  1. Getting there – the maiden’s home is far and the journey dangerous

  2. Getting the maiden’s favor – the maiden will aid you if you can win her favor; a roleplaying challenge

  3. Contest or tournament vs. your rivals – tradition calls for a warrior’s bride to be won through challenge, in the form of ordeals, games, and  often duels with your rivals

  4. Bring the bride home – to the dangers of the journey are added the attacks of defeated rivals or their vengeful kin

The courtship quest is all about gaining Karangalan, as winning the noble bride (or groom) is itself a feat deserving honor.

Magic Quest
The heroes must plunge into the enchanted wilderness to win a magical treasure from the Diwatas.  The treasure may be an item, an animal or plant, or perhaps even the love of a Diwata.  Success in this kind of quest should yield Baraka – lots of Baraka – or wipe away a Taint.  A magic quest may also be divided into several subquests:

  1. Getting there – the realm of the Diwatas is mysterious, confusing and dangerous due to its magical nature

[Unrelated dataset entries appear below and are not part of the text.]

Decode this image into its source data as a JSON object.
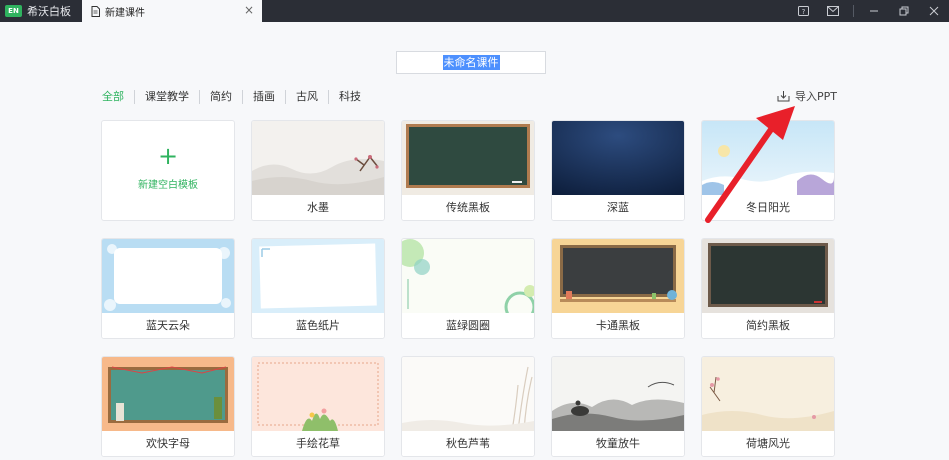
{
  "titlebar": {
    "app_logo": "EN",
    "app_name": "希沃白板",
    "tab_title": "新建课件",
    "tab_close": "×"
  },
  "course_name": "未命名课件",
  "categories": [
    "全部",
    "课堂教学",
    "简约",
    "插画",
    "古风",
    "科技"
  ],
  "active_category": "全部",
  "import_label": "导入PPT",
  "blank_template": {
    "plus": "+",
    "label": "新建空白模板"
  },
  "templates": [
    {
      "label": "水墨"
    },
    {
      "label": "传统黑板"
    },
    {
      "label": "深蓝"
    },
    {
      "label": "冬日阳光"
    },
    {
      "label": "蓝天云朵"
    },
    {
      "label": "蓝色纸片"
    },
    {
      "label": "蓝绿圆圈"
    },
    {
      "label": "卡通黑板"
    },
    {
      "label": "简约黑板"
    },
    {
      "label": "欢快字母"
    },
    {
      "label": "手绘花草"
    },
    {
      "label": "秋色芦苇"
    },
    {
      "label": "牧童放牛"
    },
    {
      "label": "荷塘风光"
    }
  ],
  "colors": {
    "accent": "#2fb35f",
    "annotation_arrow": "#e8202a",
    "titlebar": "#2b2e36"
  }
}
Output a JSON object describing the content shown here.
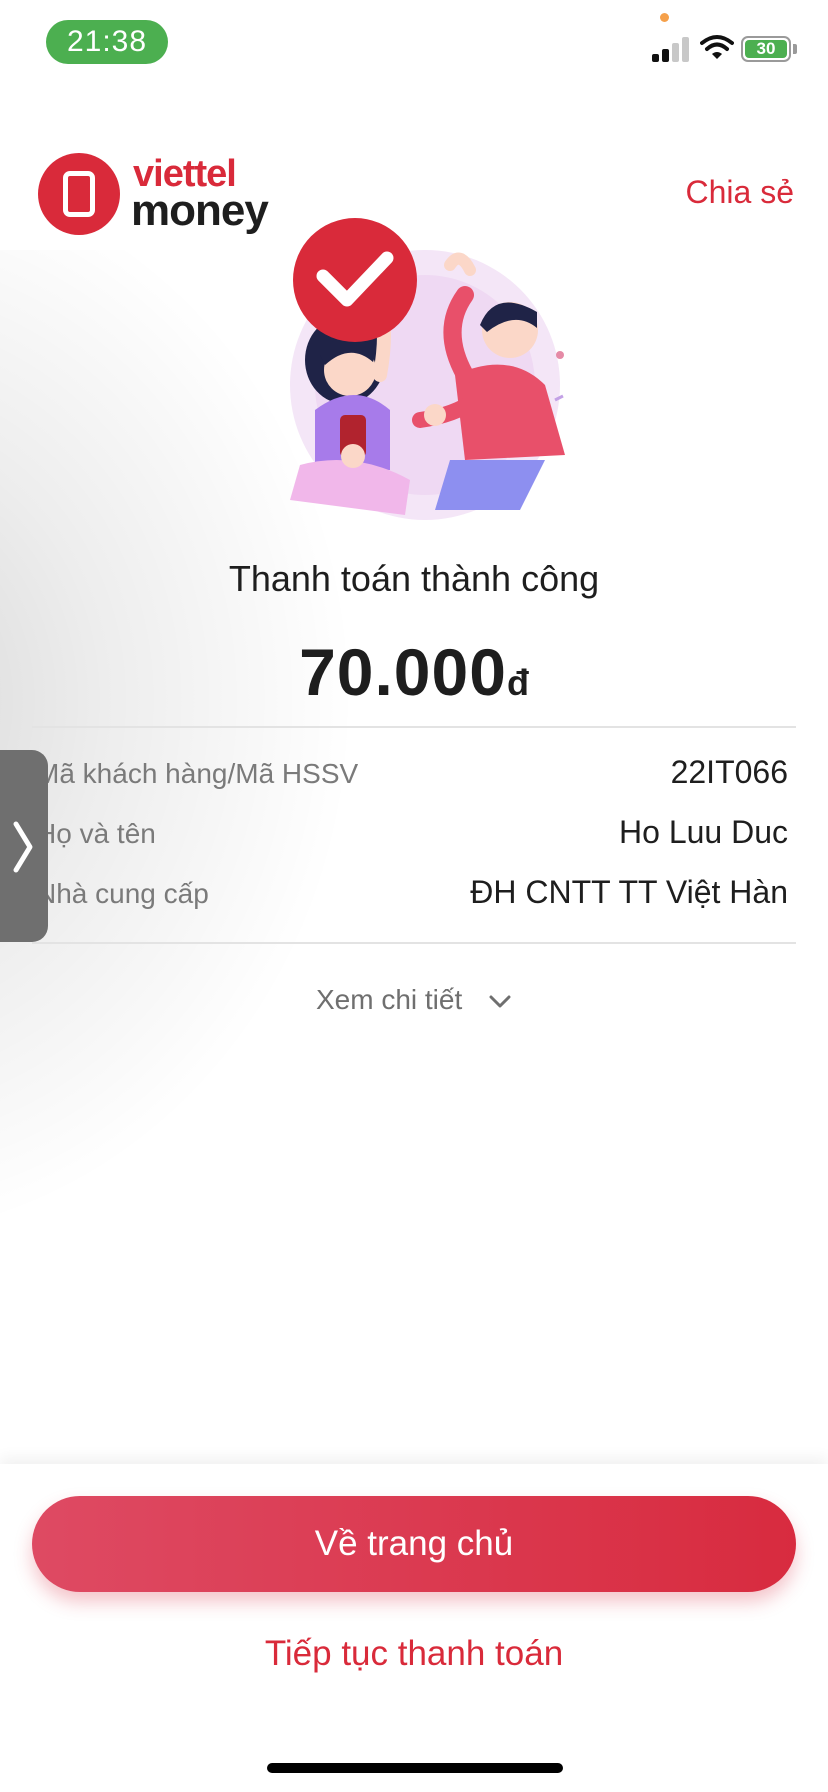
{
  "status_bar": {
    "time": "21:38",
    "battery": "30"
  },
  "header": {
    "logo_line_1": "viettel",
    "logo_line_2": "money",
    "share_label": "Chia sẻ"
  },
  "result": {
    "title": "Thanh toán thành công",
    "amount": "70.000",
    "currency": "đ"
  },
  "details": [
    {
      "label": "Mã khách hàng/Mã HSSV",
      "value": "22IT066"
    },
    {
      "label": "Họ và tên",
      "value": "Ho Luu Duc"
    },
    {
      "label": "Nhà cung cấp",
      "value": "ĐH CNTT TT Việt Hàn"
    }
  ],
  "view_details_label": "Xem chi tiết",
  "actions": {
    "home_label": "Về trang chủ",
    "continue_label": "Tiếp tục thanh toán"
  },
  "colors": {
    "brand_red": "#d92a3a",
    "status_green": "#4caf50"
  }
}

  2. Morality trials – the Diwatas will often test the heroes to find which one, in their eyes, is most worthy of the prize; there will be opportunities for the heroes to demonstrate their virtues, with the chance of gaining or losing the Diwatas’ favor

  3. Defeating the guardian – the magical treasures of the Diwatas are always well-guarded.  The guardian may be a hostile dragon or giant, to be defeated in combat, or the Diwata herself, who engages the hero in a game such as riddle-guessing

A hero organizes a journey to some holy site for the purpose of gaining Baraka or wiping away a Taint. The quest can be broken up into the following subquests:

  1. Getting there – the journey will be long and perilous, the peril being directly proportional to the Baraka at stake

  2. Ritual – the hero who wants to gain Baraka or wipe away a Taint must perform a ritual at the pilgrimage site; incorrect performance of the ritual could mean even more Taint, or require staying there until the ritual can be performed correctly

  3. Getting home – the journey home can be as dangerous or even more dangerous than the journey out; for example enemies, having heard of the heroes’ pilgrimage, may try to ambush them on their way home

Exploration and Colonization
As befits the tropical, maritime ‘virgin wilderness’ setting of Hari Ragat, exploration and settlement of the isles is a major theme.  The heroes must go forth into the unknown to find out what’s out there, and perhaps find a new home for their followers which they will then have to make safe for settlement.  Yields Karangalan and Baraka; extra Karangalan can be given just for discovering things, such as new islands, new resources, and so on.


New mechanic! A Taint is a mark of spiritual impurity.  It’s a way of tracking how much Baraka is locked up by impurity; when a character is Tainted, points are taken from his Baraka and added to his Taint.  When the Taint is cleared, the Taint points are zeroed out and the same number of points added to Baraka.

No comments:

Post a Comment

Related Posts Plugin for WordPress, Blogger...